The following week when I returned, my friends on mass informed me they had given their heart to Jesus the previous Sunday week, and they were to be welcomed as junior church members. Believe me what I felt next was not an encounter with God – but one of exclusion, disappointment and frustration. Following Sunday school that day I approached the Sunday school superintendant and asked if I could give my heart to Jesus and surprisingly her reply was “You will have to wait now till the next Decision Sunday!” I had felt cheated out of an experience I thought I was ready for, and when my entire peer group became junior church members I was denied the privilege of joining them. I think it’s fair to say I was not impressed, and when the next decision Sunday came I sat there and stared at the superintendant with deviance thinking now you can wait sunshine!
I was eight years old when I knelt at the Mercy Seat and said God can have all there is of me. (As I know that’s what William Booth had said when he surrendered his life to Christ). My godmother knelt by my side and invited me to give my heart to Jesus and I gladly did without any hesitation.

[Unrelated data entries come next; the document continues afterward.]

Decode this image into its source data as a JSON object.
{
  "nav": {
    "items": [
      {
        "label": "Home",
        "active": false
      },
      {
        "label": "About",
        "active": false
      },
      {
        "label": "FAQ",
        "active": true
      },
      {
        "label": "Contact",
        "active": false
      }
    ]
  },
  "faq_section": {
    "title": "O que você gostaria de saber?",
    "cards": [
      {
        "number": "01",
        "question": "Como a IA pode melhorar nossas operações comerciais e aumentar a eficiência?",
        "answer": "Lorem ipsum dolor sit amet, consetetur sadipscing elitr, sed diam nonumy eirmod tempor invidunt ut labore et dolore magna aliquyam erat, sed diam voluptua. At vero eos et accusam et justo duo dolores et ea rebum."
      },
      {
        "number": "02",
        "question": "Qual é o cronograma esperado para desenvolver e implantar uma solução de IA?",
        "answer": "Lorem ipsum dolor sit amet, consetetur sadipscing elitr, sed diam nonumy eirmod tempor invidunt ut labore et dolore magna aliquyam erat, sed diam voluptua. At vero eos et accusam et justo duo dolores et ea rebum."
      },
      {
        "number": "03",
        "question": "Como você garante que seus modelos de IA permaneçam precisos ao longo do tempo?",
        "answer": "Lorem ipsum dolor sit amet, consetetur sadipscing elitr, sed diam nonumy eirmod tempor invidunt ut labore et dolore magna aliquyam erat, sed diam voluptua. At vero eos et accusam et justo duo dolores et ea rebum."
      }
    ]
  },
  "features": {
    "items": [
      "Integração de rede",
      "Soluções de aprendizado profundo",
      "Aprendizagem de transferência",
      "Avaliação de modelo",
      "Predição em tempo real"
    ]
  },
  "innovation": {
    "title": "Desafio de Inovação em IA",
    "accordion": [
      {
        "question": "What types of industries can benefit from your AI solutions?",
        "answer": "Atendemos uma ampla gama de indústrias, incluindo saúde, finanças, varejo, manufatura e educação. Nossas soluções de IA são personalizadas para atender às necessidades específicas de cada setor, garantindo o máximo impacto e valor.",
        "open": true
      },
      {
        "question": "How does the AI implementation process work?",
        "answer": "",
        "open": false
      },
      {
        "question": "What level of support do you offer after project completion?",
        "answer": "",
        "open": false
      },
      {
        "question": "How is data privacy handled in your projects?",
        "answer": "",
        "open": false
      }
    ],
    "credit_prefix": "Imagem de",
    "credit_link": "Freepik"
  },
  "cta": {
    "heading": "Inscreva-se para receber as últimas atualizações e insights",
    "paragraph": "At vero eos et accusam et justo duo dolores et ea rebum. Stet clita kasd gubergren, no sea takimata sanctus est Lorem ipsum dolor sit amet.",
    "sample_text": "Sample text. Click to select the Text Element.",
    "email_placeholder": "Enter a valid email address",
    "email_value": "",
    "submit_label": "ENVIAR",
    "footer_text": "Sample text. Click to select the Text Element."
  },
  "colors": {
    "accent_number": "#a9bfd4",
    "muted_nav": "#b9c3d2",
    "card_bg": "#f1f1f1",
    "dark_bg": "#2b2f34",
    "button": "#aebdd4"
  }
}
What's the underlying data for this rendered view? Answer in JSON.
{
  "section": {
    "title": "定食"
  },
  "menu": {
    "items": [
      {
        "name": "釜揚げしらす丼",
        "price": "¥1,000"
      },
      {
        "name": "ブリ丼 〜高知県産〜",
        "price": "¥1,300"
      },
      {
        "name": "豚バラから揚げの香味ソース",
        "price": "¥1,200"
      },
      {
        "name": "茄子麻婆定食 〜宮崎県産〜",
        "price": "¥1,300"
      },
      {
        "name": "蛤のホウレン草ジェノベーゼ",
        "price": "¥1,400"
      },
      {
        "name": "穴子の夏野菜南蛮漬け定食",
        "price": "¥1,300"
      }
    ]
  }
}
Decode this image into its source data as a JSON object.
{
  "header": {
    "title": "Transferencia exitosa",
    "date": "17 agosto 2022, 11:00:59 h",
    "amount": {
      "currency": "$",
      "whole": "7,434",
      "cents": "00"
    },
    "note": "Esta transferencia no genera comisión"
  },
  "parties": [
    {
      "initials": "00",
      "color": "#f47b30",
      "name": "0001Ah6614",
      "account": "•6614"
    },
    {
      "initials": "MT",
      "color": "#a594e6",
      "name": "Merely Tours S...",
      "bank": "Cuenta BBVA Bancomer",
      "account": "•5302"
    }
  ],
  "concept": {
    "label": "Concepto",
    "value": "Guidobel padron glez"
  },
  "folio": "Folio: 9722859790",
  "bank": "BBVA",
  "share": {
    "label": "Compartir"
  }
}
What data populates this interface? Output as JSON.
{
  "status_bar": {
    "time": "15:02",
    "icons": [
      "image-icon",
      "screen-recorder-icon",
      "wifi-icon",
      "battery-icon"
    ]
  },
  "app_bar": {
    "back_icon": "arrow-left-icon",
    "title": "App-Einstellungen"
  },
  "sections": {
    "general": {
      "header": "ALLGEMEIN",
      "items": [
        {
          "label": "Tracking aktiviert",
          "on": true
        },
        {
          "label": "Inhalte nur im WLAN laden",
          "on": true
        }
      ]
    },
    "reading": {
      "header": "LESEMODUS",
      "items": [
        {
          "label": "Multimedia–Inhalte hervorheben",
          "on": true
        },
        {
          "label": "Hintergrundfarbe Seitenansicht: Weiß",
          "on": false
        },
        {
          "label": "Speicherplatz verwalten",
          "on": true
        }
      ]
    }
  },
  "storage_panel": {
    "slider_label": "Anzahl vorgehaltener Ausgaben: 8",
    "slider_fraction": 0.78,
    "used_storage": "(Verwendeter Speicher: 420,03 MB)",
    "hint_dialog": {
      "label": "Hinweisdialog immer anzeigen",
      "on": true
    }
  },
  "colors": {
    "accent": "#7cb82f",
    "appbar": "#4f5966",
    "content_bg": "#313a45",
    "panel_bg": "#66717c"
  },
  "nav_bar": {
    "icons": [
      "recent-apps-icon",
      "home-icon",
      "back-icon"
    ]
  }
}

The next day something had changed for me and I knew it. After a simple act of kneeling and inviting Jesus into my life I knew things would never be the same again. I may have only been eight but I really began to encounter God in a new way. It wasn’t spectacular but it was real, I knew I was loved, knew I was not alone, knew I was special. Those assurances have never really gone away, and Jesus still lives in my heart, and assures me often of his presence.
One Sunday many years later, in Central Scotland on a decision Sunday my four year old daughter knelt at the mercy seat to give her heart to Jesus. Some said she was far too young, some said she was simply following what the big kids were doing, others said we should just ignore it, but I knew that in her young heart her desire was sincere and I prayed with her that Jesus would come into her heart too. She didn’t hold back and express the stubbornness of her mother, she just followed her heart and in innocence and love responded to the call to follow.
Whether you are 4, 8, 50 we are never too young or old to encounter God afresh!
Thank You Father that you are not a God who is a far off, but one who shares all of life with us.
Jesus – during this Lenten season, remind me of promises made years ago, and the amazing fact that you really are the same, yesterday, today and forever.
Lord hear us – Lord graciously hear us!